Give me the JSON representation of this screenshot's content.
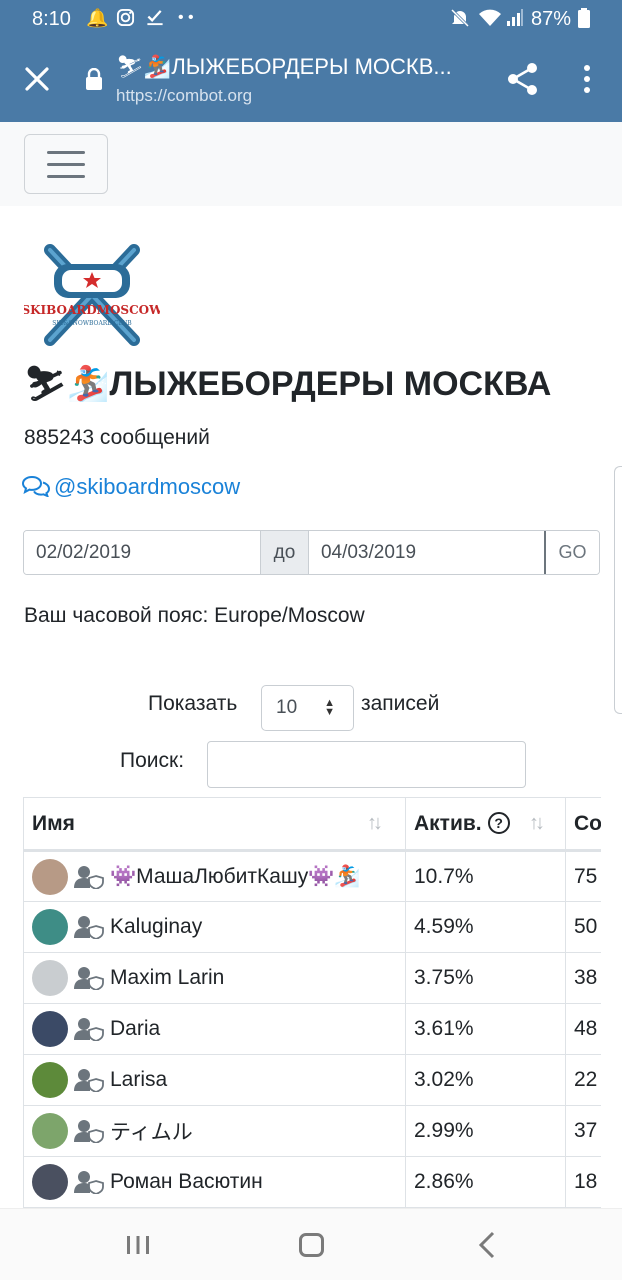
{
  "status_bar": {
    "time": "8:10",
    "battery": "87%",
    "icons_left": [
      "alarm-icon",
      "instagram-icon",
      "check-icon",
      "dots-icon"
    ],
    "icons_right": [
      "mute-icon",
      "wifi-icon",
      "signal-icon",
      "battery-icon"
    ]
  },
  "browser": {
    "title": "⛷🏂ЛЫЖЕБОРДЕРЫ МОСКВ...",
    "url": "https://combot.org"
  },
  "chat": {
    "logo_text": "SKIBOARDMOSCOW",
    "logo_subtext": "SKI&SNOWBOARD CLUB",
    "title": "⛷🏂ЛЫЖЕБОРДЕРЫ МОСКВА",
    "messages": "885243 сообщений",
    "link": "@skiboardmoscow"
  },
  "date_filter": {
    "from": "02/02/2019",
    "separator": "до",
    "to": "04/03/2019",
    "go_label": "GO"
  },
  "timezone": "Ваш часовой пояс: Europe/Moscow",
  "table_controls": {
    "show_label": "Показать",
    "page_size": "10",
    "records_label": "записей",
    "search_label": "Поиск:",
    "search_value": ""
  },
  "table": {
    "columns": [
      "Имя",
      "Актив.",
      "Со"
    ],
    "rows": [
      {
        "name": "👾МашаЛюбитКашу👾🏂",
        "activity": "10.7%",
        "count": "75",
        "avatar_color": "#b79a86"
      },
      {
        "name": "Kaluginay",
        "activity": "4.59%",
        "count": "50",
        "avatar_color": "#3e8d86"
      },
      {
        "name": "Maxim Larin",
        "activity": "3.75%",
        "count": "38",
        "avatar_color": "#c9cdd0"
      },
      {
        "name": "Daria",
        "activity": "3.61%",
        "count": "48",
        "avatar_color": "#3b4a66"
      },
      {
        "name": "Larisa",
        "activity": "3.02%",
        "count": "22",
        "avatar_color": "#5d8a3a"
      },
      {
        "name": "ティムル",
        "activity": "2.99%",
        "count": "37",
        "avatar_color": "#7da56b"
      },
      {
        "name": "Роман Васютин",
        "activity": "2.86%",
        "count": "18",
        "avatar_color": "#4a5060"
      }
    ]
  },
  "colors": {
    "chrome": "#4a7aa6",
    "link": "#1a82d8",
    "text": "#212529"
  }
}
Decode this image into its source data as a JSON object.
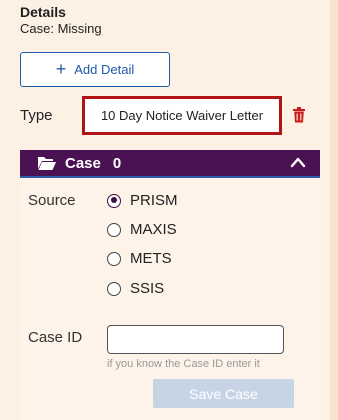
{
  "header": {
    "title": "Details",
    "subtitle": "Case: Missing"
  },
  "add_detail_button": {
    "icon": "plus-icon",
    "label": "Add Detail"
  },
  "type_field": {
    "label": "Type",
    "value": "10 Day Notice Waiver Letter",
    "delete_icon": "trash-icon"
  },
  "case_section": {
    "title": "Case",
    "count": "0",
    "header_icon": "folder-open-icon",
    "collapse_icon": "chevron-up-icon",
    "colors": {
      "header_bg": "#4a1252",
      "header_border": "#2a5aa8"
    },
    "source": {
      "label": "Source",
      "options": [
        "PRISM",
        "MAXIS",
        "METS",
        "SSIS"
      ],
      "selected": "PRISM"
    },
    "case_id": {
      "label": "Case ID",
      "value": "",
      "hint": "if you know the Case ID enter it"
    },
    "save_button": {
      "label": "Save Case",
      "enabled": false
    }
  }
}
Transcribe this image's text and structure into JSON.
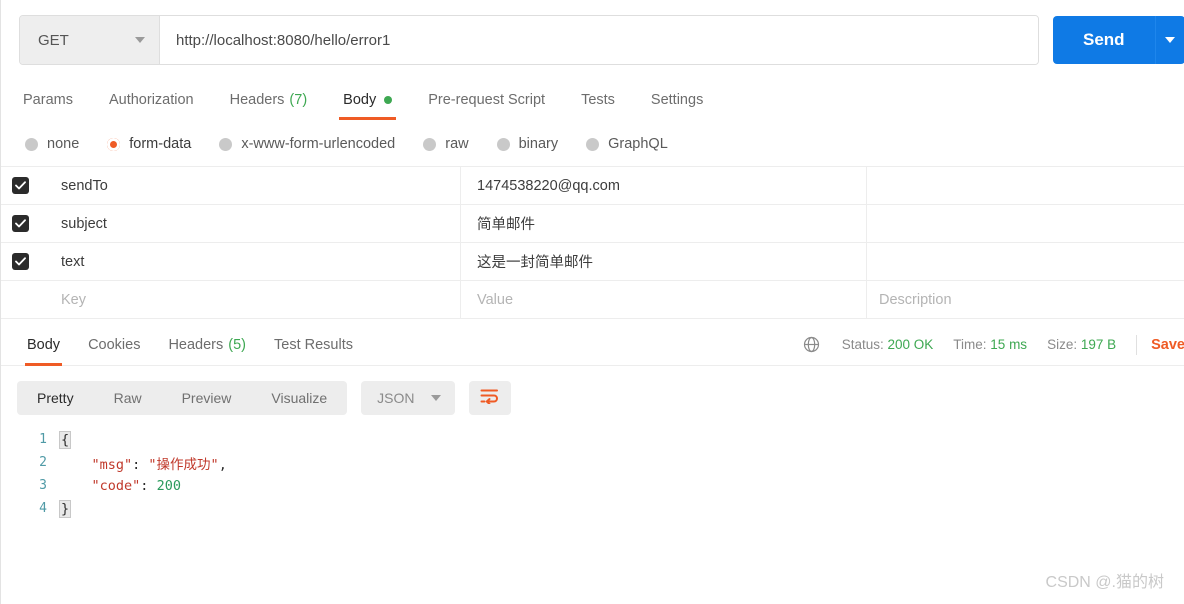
{
  "request": {
    "method": "GET",
    "url": "http://localhost:8080/hello/error1",
    "send_label": "Send",
    "tabs": [
      {
        "label": "Params",
        "count": "",
        "active": false,
        "dot": false
      },
      {
        "label": "Authorization",
        "count": "",
        "active": false,
        "dot": false
      },
      {
        "label": "Headers",
        "count": "(7)",
        "active": false,
        "dot": false
      },
      {
        "label": "Body",
        "count": "",
        "active": true,
        "dot": true
      },
      {
        "label": "Pre-request Script",
        "count": "",
        "active": false,
        "dot": false
      },
      {
        "label": "Tests",
        "count": "",
        "active": false,
        "dot": false
      },
      {
        "label": "Settings",
        "count": "",
        "active": false,
        "dot": false
      }
    ],
    "body_types": [
      {
        "label": "none",
        "selected": false
      },
      {
        "label": "form-data",
        "selected": true
      },
      {
        "label": "x-www-form-urlencoded",
        "selected": false
      },
      {
        "label": "raw",
        "selected": false
      },
      {
        "label": "binary",
        "selected": false
      },
      {
        "label": "GraphQL",
        "selected": false
      }
    ],
    "form_data": {
      "placeholders": {
        "key": "Key",
        "value": "Value",
        "description": "Description"
      },
      "rows": [
        {
          "checked": true,
          "key": "sendTo",
          "value": "1474538220@qq.com",
          "description": ""
        },
        {
          "checked": true,
          "key": "subject",
          "value": "简单邮件",
          "description": ""
        },
        {
          "checked": true,
          "key": "text",
          "value": "这是一封简单邮件",
          "description": ""
        }
      ]
    }
  },
  "response": {
    "tabs": [
      {
        "label": "Body",
        "count": "",
        "active": true
      },
      {
        "label": "Cookies",
        "count": "",
        "active": false
      },
      {
        "label": "Headers",
        "count": "(5)",
        "active": false
      },
      {
        "label": "Test Results",
        "count": "",
        "active": false
      }
    ],
    "status": {
      "status_label": "Status:",
      "status_value": "200 OK",
      "time_label": "Time:",
      "time_value": "15 ms",
      "size_label": "Size:",
      "size_value": "197 B"
    },
    "save_label": "Save",
    "view_modes": [
      {
        "label": "Pretty",
        "active": true
      },
      {
        "label": "Raw",
        "active": false
      },
      {
        "label": "Preview",
        "active": false
      },
      {
        "label": "Visualize",
        "active": false
      }
    ],
    "format": "JSON",
    "code": {
      "lines": [
        {
          "n": "1",
          "brace_open": "{",
          "indent": "",
          "key": "",
          "sep": "",
          "value": "",
          "value_type": "",
          "comma": ""
        },
        {
          "n": "2",
          "brace_open": "",
          "indent": "    ",
          "key": "\"msg\"",
          "sep": ": ",
          "value": "\"操作成功\"",
          "value_type": "string",
          "comma": ","
        },
        {
          "n": "3",
          "brace_open": "",
          "indent": "    ",
          "key": "\"code\"",
          "sep": ": ",
          "value": "200",
          "value_type": "number",
          "comma": ""
        },
        {
          "n": "4",
          "brace_open": "}",
          "indent": "",
          "key": "",
          "sep": "",
          "value": "",
          "value_type": "",
          "comma": ""
        }
      ]
    }
  },
  "watermark": "CSDN @.猫的树",
  "colors": {
    "accent_orange": "#ef5b25",
    "send_blue": "#0f7ae5",
    "status_green": "#3ea852"
  }
}
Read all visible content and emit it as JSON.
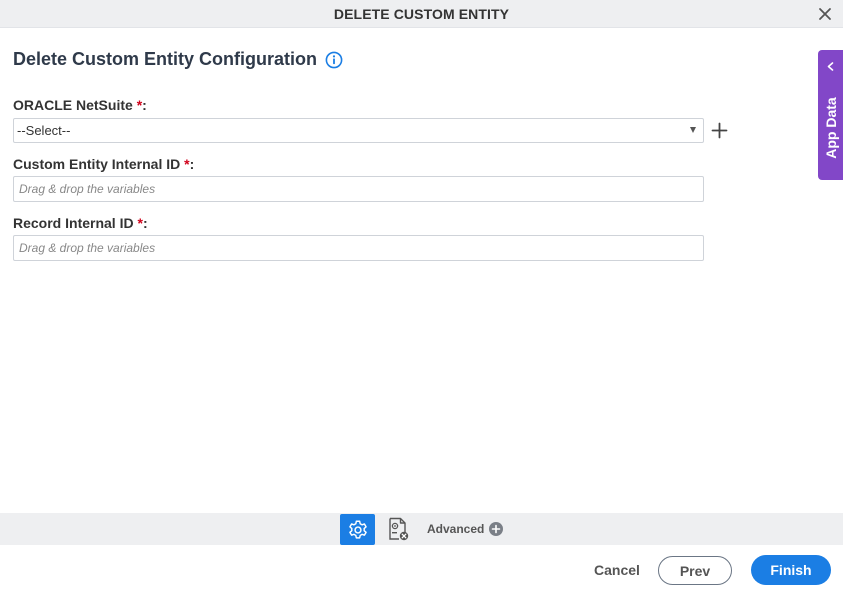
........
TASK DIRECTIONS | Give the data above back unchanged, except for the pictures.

TASK OUTPUT |
Give me the JSON representation of this screenshot's content.
{
  "status_bar": {
    "time": "8:10",
    "battery": "87%",
    "icons_left": [
      "alarm-icon",
      "instagram-icon",
      "check-icon",
      "dots-icon"
    ],
    "icons_right": [
      "mute-icon",
      "wifi-icon",
      "signal-icon",
      "battery-icon"
    ]
  },
  "browser": {
    "title": "⛷🏂ЛЫЖЕБОРДЕРЫ МОСКВ...",
    "url": "https://combot.org"
  },
  "chat": {
    "logo_text": "SKIBOARDMOSCOW",
    "logo_subtext": "SKI&SNOWBOARD CLUB",
    "title": "⛷🏂ЛЫЖЕБОРДЕРЫ МОСКВА",
    "messages": "885243 сообщений",
    "link": "@skiboardmoscow"
  },
  "date_filter": {
    "from": "02/02/2019",
    "separator": "до",
    "to": "04/03/2019",
    "go_label": "GO"
  },
  "timezone": "Ваш часовой пояс: Europe/Moscow",
  "table_controls": {
    "show_label": "Показать",
    "page_size": "10",
    "records_label": "записей",
    "search_label": "Поиск:",
    "search_value": ""
  },
  "table": {
    "columns": [
      "Имя",
      "Актив.",
      "Со"
    ],
    "rows": [
      {
        "name": "👾МашаЛюбитКашу👾🏂",
        "activity": "10.7%",
        "count": "75",
        "avatar_color": "#b79a86"
      },
      {
        "name": "Kaluginay",
        "activity": "4.59%",
        "count": "50",
        "avatar_color": "#3e8d86"
      },
      {
        "name": "Maxim Larin",
        "activity": "3.75%",
        "count": "38",
        "avatar_color": "#c9cdd0"
      },
      {
        "name": "Daria",
        "activity": "3.61%",
        "count": "48",
        "avatar_color": "#3b4a66"
      },
      {
        "name": "Larisa",
        "activity": "3.02%",
        "count": "22",
        "avatar_color": "#5d8a3a"
      },
      {
        "name": "ティムル",
        "activity": "2.99%",
        "count": "37",
        "avatar_color": "#7da56b"
      },
      {
        "name": "Роман Васютин",
        "activity": "2.86%",
        "count": "18",
        "avatar_color": "#4a5060"
      }
    ]
  },
  "colors": {
    "chrome": "#4a7aa6",
    "link": "#1a82d8",
    "text": "#212529"
  }
}
Decode this image into its source data as a JSON object.
{
  "header": {
    "title": "Details",
    "subtitle": "Case: Missing"
  },
  "add_detail_button": {
    "icon": "plus-icon",
    "label": "Add Detail"
  },
  "type_field": {
    "label": "Type",
    "value": "10 Day Notice Waiver Letter",
    "delete_icon": "trash-icon"
  },
  "case_section": {
    "title": "Case",
    "count": "0",
    "header_icon": "folder-open-icon",
    "collapse_icon": "chevron-up-icon",
    "colors": {
      "header_bg": "#4a1252",
      "header_border": "#2a5aa8"
    },
    "source": {
      "label": "Source",
      "options": [
        "PRISM",
        "MAXIS",
        "METS",
        "SSIS"
      ],
      "selected": "PRISM"
    },
    "case_id": {
      "label": "Case ID",
      "value": "",
      "hint": "if you know the Case ID enter it"
    },
    "save_button": {
      "label": "Save Case",
      "enabled": false
    }
  }
}
Transcribe this image's text and structure into JSON.
{
  "request": {
    "method": "GET",
    "url": "http://localhost:8080/hello/error1",
    "send_label": "Send",
    "tabs": [
      {
        "label": "Params",
        "count": "",
        "active": false,
        "dot": false
      },
      {
        "label": "Authorization",
        "count": "",
        "active": false,
        "dot": false
      },
      {
        "label": "Headers",
        "count": "(7)",
        "active": false,
        "dot": false
      },
      {
        "label": "Body",
        "count": "",
        "active": true,
        "dot": true
      },
      {
        "label": "Pre-request Script",
        "count": "",
        "active": false,
        "dot": false
      },
      {
        "label": "Tests",
        "count": "",
        "active": false,
        "dot": false
      },
      {
        "label": "Settings",
        "count": "",
        "active": false,
        "dot": false
      }
    ],
    "body_types": [
      {
        "label": "none",
        "selected": false
      },
      {
        "label": "form-data",
        "selected": true
      },
      {
        "label": "x-www-form-urlencoded",
        "selected": false
      },
      {
        "label": "raw",
        "selected": false
      },
      {
        "label": "binary",
        "selected": false
      },
      {
        "label": "GraphQL",
        "selected": false
      }
    ],
    "form_data": {
      "placeholders": {
        "key": "Key",
        "value": "Value",
        "description": "Description"
      },
      "rows": [
        {
          "checked": true,
          "key": "sendTo",
          "value": "1474538220@qq.com",
          "description": ""
        },
        {
          "checked": true,
          "key": "subject",
          "value": "简单邮件",
          "description": ""
        },
        {
          "checked": true,
          "key": "text",
          "value": "这是一封简单邮件",
          "description": ""
        }
      ]
    }
  },
  "response": {
    "tabs": [
      {
        "label": "Body",
        "count": "",
        "active": true
      },
      {
        "label": "Cookies",
        "count": "",
        "active": false
      },
      {
        "label": "Headers",
        "count": "(5)",
        "active": false
      },
      {
        "label": "Test Results",
        "count": "",
        "active": false
      }
    ],
    "status": {
      "status_label": "Status:",
      "status_value": "200 OK",
      "time_label": "Time:",
      "time_value": "15 ms",
      "size_label": "Size:",
      "size_value": "197 B"
    },
    "save_label": "Save",
    "view_modes": [
      {
        "label": "Pretty",
        "active": true
      },
      {
        "label": "Raw",
        "active": false
      },
      {
        "label": "Preview",
        "active": false
      },
      {
        "label": "Visualize",
        "active": false
      }
    ],
    "format": "JSON",
    "code": {
      "lines": [
        {
          "n": "1",
          "brace_open": "{",
          "indent": "",
          "key": "",
          "sep": "",
          "value": "",
          "value_type": "",
          "comma": ""
        },
        {
          "n": "2",
          "brace_open": "",
          "indent": "    ",
          "key": "\"msg\"",
          "sep": ": ",
          "value": "\"操作成功\"",
          "value_type": "string",
          "comma": ","
        },
        {
          "n": "3",
          "brace_open": "",
          "indent": "    ",
          "key": "\"code\"",
          "sep": ": ",
          "value": "200",
          "value_type": "number",
          "comma": ""
        },
        {
          "n": "4",
          "brace_open": "}",
          "indent": "",
          "key": "",
          "sep": "",
          "value": "",
          "value_type": "",
          "comma": ""
        }
      ]
    }
  },
  "watermark": "CSDN @.猫的树",
  "colors": {
    "accent_orange": "#ef5b25",
    "send_blue": "#0f7ae5",
    "status_green": "#3ea852"
  }
}
Read all visible content and emit it as JSON.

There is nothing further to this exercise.